Azores anticyclone and its relevance for paragliding

Graphic of the anticyclone system in Azores

Anticyclones or high pressure centers are found between the subtropical and mild areas of the planet. The Azores anticyclone usually spreads throughout the North Atlantic and focuses on the so-called archipelago. It affects the Canary Islands significantly during almost all the year, though it withdraws occasionally between autumn and spring. In winter it is more inconstant and moves from north to south depending on the Atlantic depression. In cases of high pressure all over the ocean, it usually moves to the north of the islands, and the other way round in summer. However, its predominance is extremely high, as more than a week without showing up is rare.

Graphic of the anticyclone system in Azores
Highs and lows in the North Atlantic

When the winter approaches, so does the anticyclone, which may be placed on the islands or close to them; this causes the trade wind regime to decrease and disappear.  

The intensity of the trade winds varies in relation to the shift of the Azores anticyclone throughout the year. When the distance between the center of the anticyclone and the Canary Islands is shortened, the pressure gradient usually increases (isobars together), so the intensity of the trade winds also increases considerably.

In winter the situation is more changeable more than in summer. The center of the anticyclone often moves to the north and away from the Canary Islands, thereby leaving the islands to the south of high pressures. In this case, a wind regime with East to Southeast component appears weakening the action of the trade winds, reducing cloudiness and even dragging suspended dust particles from the Sahara. This is due to the fact that the air mass is less humid because of the African influence and the short distance traveled in contact with the sea.

On the other hand, the winds are more intermittent in direction and intensity due to the anticyclone oscillation. In summer, the anticyclone moves to the northwest of the Canary Islands, in the Azores, generating more intense trade winds and giving rise to the sea of clouds, formed by the characteristic stratocumulus, which are so common in the northern slopes of the Archipelago.

When the anticyclone withdraws, so does the daily inversion layer, enabling flights at higher altitude. The situation is more unstable and development clouds may appear at noon but the sea of clouds disappears, so such conditions are better for Cross Country flights.

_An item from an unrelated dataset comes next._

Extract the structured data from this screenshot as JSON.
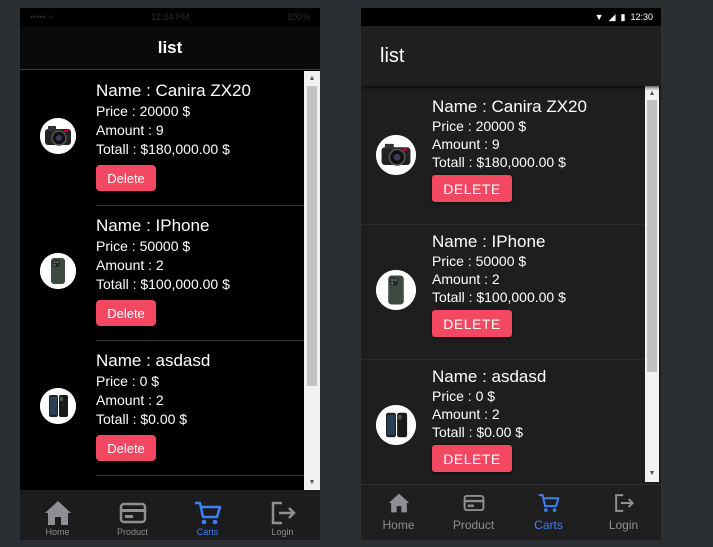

The Azores anticyclone determines the direction of the wind in the Islands by creating a constant northern airflow following the course of the isobars. It is the trade wind regime blowing across the Atlantic Ocean towards the Caribbean Sea. We can say that trade winds are born in the Canary Islands, they are the wind of the Canary Islands.